> What you should do
Copy out the data word for word, without any of its pictures.

-------- Available records

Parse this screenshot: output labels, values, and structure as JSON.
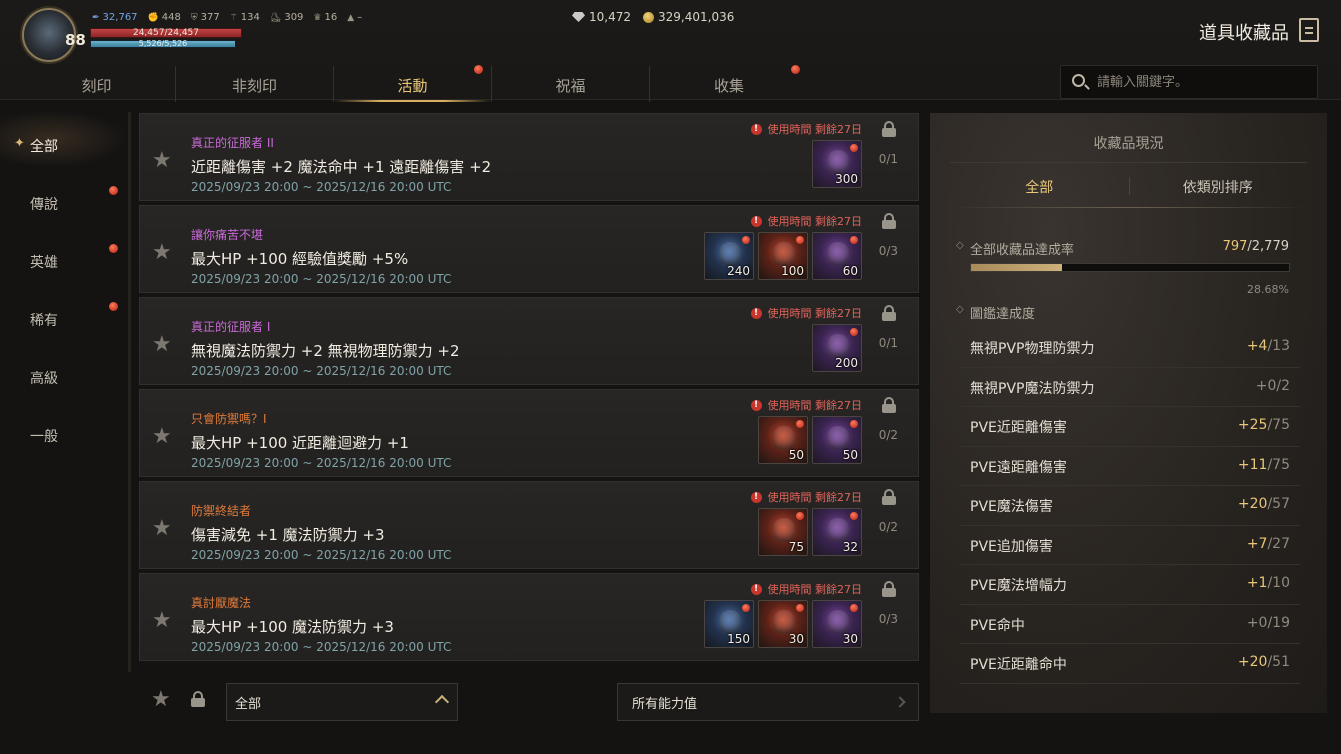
{
  "player": {
    "level": "88",
    "stats": [
      {
        "icon": "feather-icon",
        "value": "32,767",
        "blue": true
      },
      {
        "icon": "fist-icon",
        "value": "448"
      },
      {
        "icon": "shield-icon",
        "value": "377"
      },
      {
        "icon": "wand-icon",
        "value": "134"
      },
      {
        "icon": "boots-icon",
        "value": "309"
      },
      {
        "icon": "trophy-icon",
        "value": "16"
      },
      {
        "icon": "triangle-icon",
        "value": "–"
      }
    ],
    "hp_text": "24,457/24,457",
    "hp_fraction": 1.0,
    "mp_text": "5,526/5,526",
    "mp_fraction": 1.0
  },
  "currency": {
    "diamond": "10,472",
    "gold": "329,401,036"
  },
  "page_title": "道具收藏品",
  "tabs": [
    {
      "label": "刻印",
      "active": false,
      "dot": false
    },
    {
      "label": "非刻印",
      "active": false,
      "dot": false
    },
    {
      "label": "活動",
      "active": true,
      "dot": true
    },
    {
      "label": "祝福",
      "active": false,
      "dot": false
    },
    {
      "label": "收集",
      "active": false,
      "dot": true
    }
  ],
  "search": {
    "placeholder": "請輸入關鍵字。"
  },
  "categories": [
    {
      "label": "全部",
      "active": true,
      "dot": false
    },
    {
      "label": "傳說",
      "active": false,
      "dot": true
    },
    {
      "label": "英雄",
      "active": false,
      "dot": true
    },
    {
      "label": "稀有",
      "active": false,
      "dot": true
    },
    {
      "label": "高級",
      "active": false,
      "dot": false
    },
    {
      "label": "一般",
      "active": false,
      "dot": false
    }
  ],
  "collections": [
    {
      "name": "真正的征服者 II",
      "name_color": "#c86ad8",
      "effect": "近距離傷害 +2 魔法命中 +1 遠距離傷害 +2",
      "date": "2025/09/23 20:00 ~ 2025/12/16 20:00 UTC",
      "timer": "使用時間 剩餘27日",
      "count": "0/1",
      "items": [
        {
          "type": "purple",
          "qty": "300"
        }
      ]
    },
    {
      "name": "讓你痛苦不堪",
      "name_color": "#c86ad8",
      "effect": "最大HP +100 經驗值獎勵 +5%",
      "date": "2025/09/23 20:00 ~ 2025/12/16 20:00 UTC",
      "timer": "使用時間 剩餘27日",
      "count": "0/3",
      "items": [
        {
          "type": "blue",
          "qty": "240"
        },
        {
          "type": "red",
          "qty": "100"
        },
        {
          "type": "purple",
          "qty": "60"
        }
      ]
    },
    {
      "name": "真正的征服者 I",
      "name_color": "#c86ad8",
      "effect": "無視魔法防禦力 +2 無視物理防禦力 +2",
      "date": "2025/09/23 20:00 ~ 2025/12/16 20:00 UTC",
      "timer": "使用時間 剩餘27日",
      "count": "0/1",
      "items": [
        {
          "type": "purple",
          "qty": "200"
        }
      ]
    },
    {
      "name": "只會防禦嗎？I",
      "name_color": "#e07a3a",
      "effect": "最大HP +100 近距離迴避力 +1",
      "date": "2025/09/23 20:00 ~ 2025/12/16 20:00 UTC",
      "timer": "使用時間 剩餘27日",
      "count": "0/2",
      "items": [
        {
          "type": "red",
          "qty": "50"
        },
        {
          "type": "purple",
          "qty": "50"
        }
      ]
    },
    {
      "name": "防禦終結者",
      "name_color": "#e07a3a",
      "effect": "傷害減免 +1 魔法防禦力 +3",
      "date": "2025/09/23 20:00 ~ 2025/12/16 20:00 UTC",
      "timer": "使用時間 剩餘27日",
      "count": "0/2",
      "items": [
        {
          "type": "red",
          "qty": "75"
        },
        {
          "type": "purple",
          "qty": "32"
        }
      ]
    },
    {
      "name": "真討厭魔法",
      "name_color": "#e07a3a",
      "effect": "最大HP +100 魔法防禦力 +3",
      "date": "2025/09/23 20:00 ~ 2025/12/16 20:00 UTC",
      "timer": "使用時間 剩餘27日",
      "count": "0/3",
      "items": [
        {
          "type": "blue",
          "qty": "150"
        },
        {
          "type": "red",
          "qty": "30"
        },
        {
          "type": "purple",
          "qty": "30"
        }
      ]
    }
  ],
  "bottom": {
    "filter_value": "全部",
    "stats_label": "所有能力值"
  },
  "status_panel": {
    "title": "收藏品現況",
    "tabs": [
      {
        "label": "全部",
        "active": true
      },
      {
        "label": "依類別排序",
        "active": false
      }
    ],
    "rate_label": "全部收藏品達成率",
    "rate_done": "797",
    "rate_total": "/2,779",
    "rate_fraction": 0.2868,
    "rate_pct": "28.68%",
    "codex_label": "圖鑑達成度",
    "bonuses": [
      {
        "label": "無視PVP物理防禦力",
        "plus": "+4",
        "max": "/13"
      },
      {
        "label": "無視PVP魔法防禦力",
        "plus": "+0",
        "max": "/2"
      },
      {
        "label": "PVE近距離傷害",
        "plus": "+25",
        "max": "/75"
      },
      {
        "label": "PVE遠距離傷害",
        "plus": "+11",
        "max": "/75"
      },
      {
        "label": "PVE魔法傷害",
        "plus": "+20",
        "max": "/57"
      },
      {
        "label": "PVE追加傷害",
        "plus": "+7",
        "max": "/27"
      },
      {
        "label": "PVE魔法增幅力",
        "plus": "+1",
        "max": "/10"
      },
      {
        "label": "PVE命中",
        "plus": "+0",
        "max": "/19"
      },
      {
        "label": "PVE近距離命中",
        "plus": "+20",
        "max": "/51"
      }
    ]
  },
  "colors": {
    "accent_gold": "#e8c67a",
    "timer_red": "#e0645a",
    "date_teal": "#7fa3a7",
    "legendary_purple": "#c86ad8",
    "heroic_orange": "#e07a3a"
  }
}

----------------

> Task response
Parse this screenshot: output labels, values, and structure as JSON.
{
  "player": {
    "level": "88",
    "stats": [
      {
        "icon": "feather-icon",
        "value": "32,767",
        "blue": true
      },
      {
        "icon": "fist-icon",
        "value": "448"
      },
      {
        "icon": "shield-icon",
        "value": "377"
      },
      {
        "icon": "wand-icon",
        "value": "134"
      },
      {
        "icon": "boots-icon",
        "value": "309"
      },
      {
        "icon": "trophy-icon",
        "value": "16"
      },
      {
        "icon": "triangle-icon",
        "value": "–"
      }
    ],
    "hp_text": "24,457/24,457",
    "hp_fraction": 1.0,
    "mp_text": "5,526/5,526",
    "mp_fraction": 1.0
  },
  "currency": {
    "diamond": "10,472",
    "gold": "329,401,036"
  },
  "page_title": "道具收藏品",
  "tabs": [
    {
      "label": "刻印",
      "active": false,
      "dot": false
    },
    {
      "label": "非刻印",
      "active": false,
      "dot": false
    },
    {
      "label": "活動",
      "active": true,
      "dot": true
    },
    {
      "label": "祝福",
      "active": false,
      "dot": false
    },
    {
      "label": "收集",
      "active": false,
      "dot": true
    }
  ],
  "search": {
    "placeholder": "請輸入關鍵字。"
  },
  "categories": [
    {
      "label": "全部",
      "active": true,
      "dot": false
    },
    {
      "label": "傳說",
      "active": false,
      "dot": true
    },
    {
      "label": "英雄",
      "active": false,
      "dot": true
    },
    {
      "label": "稀有",
      "active": false,
      "dot": true
    },
    {
      "label": "高級",
      "active": false,
      "dot": false
    },
    {
      "label": "一般",
      "active": false,
      "dot": false
    }
  ],
  "collections": [
    {
      "name": "真正的征服者 II",
      "name_color": "#c86ad8",
      "effect": "近距離傷害 +2 魔法命中 +1 遠距離傷害 +2",
      "date": "2025/09/23 20:00 ~ 2025/12/16 20:00 UTC",
      "timer": "使用時間 剩餘27日",
      "count": "0/1",
      "items": [
        {
          "type": "purple",
          "qty": "300"
        }
      ]
    },
    {
      "name": "讓你痛苦不堪",
      "name_color": "#c86ad8",
      "effect": "最大HP +100 經驗值獎勵 +5%",
      "date": "2025/09/23 20:00 ~ 2025/12/16 20:00 UTC",
      "timer": "使用時間 剩餘27日",
      "count": "0/3",
      "items": [
        {
          "type": "blue",
          "qty": "240"
        },
        {
          "type": "red",
          "qty": "100"
        },
        {
          "type": "purple",
          "qty": "60"
        }
      ]
    },
    {
      "name": "真正的征服者 I",
      "name_color": "#c86ad8",
      "effect": "無視魔法防禦力 +2 無視物理防禦力 +2",
      "date": "2025/09/23 20:00 ~ 2025/12/16 20:00 UTC",
      "timer": "使用時間 剩餘27日",
      "count": "0/1",
      "items": [
        {
          "type": "purple",
          "qty": "200"
        }
      ]
    },
    {
      "name": "只會防禦嗎？I",
      "name_color": "#e07a3a",
      "effect": "最大HP +100 近距離迴避力 +1",
      "date": "2025/09/23 20:00 ~ 2025/12/16 20:00 UTC",
      "timer": "使用時間 剩餘27日",
      "count": "0/2",
      "items": [
        {
          "type": "red",
          "qty": "50"
        },
        {
          "type": "purple",
          "qty": "50"
        }
      ]
    },
    {
      "name": "防禦終結者",
      "name_color": "#e07a3a",
      "effect": "傷害減免 +1 魔法防禦力 +3",
      "date": "2025/09/23 20:00 ~ 2025/12/16 20:00 UTC",
      "timer": "使用時間 剩餘27日",
      "count": "0/2",
      "items": [
        {
          "type": "red",
          "qty": "75"
        },
        {
          "type": "purple",
          "qty": "32"
        }
      ]
    },
    {
      "name": "真討厭魔法",
      "name_color": "#e07a3a",
      "effect": "最大HP +100 魔法防禦力 +3",
      "date": "2025/09/23 20:00 ~ 2025/12/16 20:00 UTC",
      "timer": "使用時間 剩餘27日",
      "count": "0/3",
      "items": [
        {
          "type": "blue",
          "qty": "150"
        },
        {
          "type": "red",
          "qty": "30"
        },
        {
          "type": "purple",
          "qty": "30"
        }
      ]
    }
  ],
  "bottom": {
    "filter_value": "全部",
    "stats_label": "所有能力值"
  },
  "status_panel": {
    "title": "收藏品現況",
    "tabs": [
      {
        "label": "全部",
        "active": true
      },
      {
        "label": "依類別排序",
        "active": false
      }
    ],
    "rate_label": "全部收藏品達成率",
    "rate_done": "797",
    "rate_total": "/2,779",
    "rate_fraction": 0.2868,
    "rate_pct": "28.68%",
    "codex_label": "圖鑑達成度",
    "bonuses": [
      {
        "label": "無視PVP物理防禦力",
        "plus": "+4",
        "max": "/13"
      },
      {
        "label": "無視PVP魔法防禦力",
        "plus": "+0",
        "max": "/2"
      },
      {
        "label": "PVE近距離傷害",
        "plus": "+25",
        "max": "/75"
      },
      {
        "label": "PVE遠距離傷害",
        "plus": "+11",
        "max": "/75"
      },
      {
        "label": "PVE魔法傷害",
        "plus": "+20",
        "max": "/57"
      },
      {
        "label": "PVE追加傷害",
        "plus": "+7",
        "max": "/27"
      },
      {
        "label": "PVE魔法增幅力",
        "plus": "+1",
        "max": "/10"
      },
      {
        "label": "PVE命中",
        "plus": "+0",
        "max": "/19"
      },
      {
        "label": "PVE近距離命中",
        "plus": "+20",
        "max": "/51"
      }
    ]
  },
  "colors": {
    "accent_gold": "#e8c67a",
    "timer_red": "#e0645a",
    "date_teal": "#7fa3a7",
    "legendary_purple": "#c86ad8",
    "heroic_orange": "#e07a3a"
  }
}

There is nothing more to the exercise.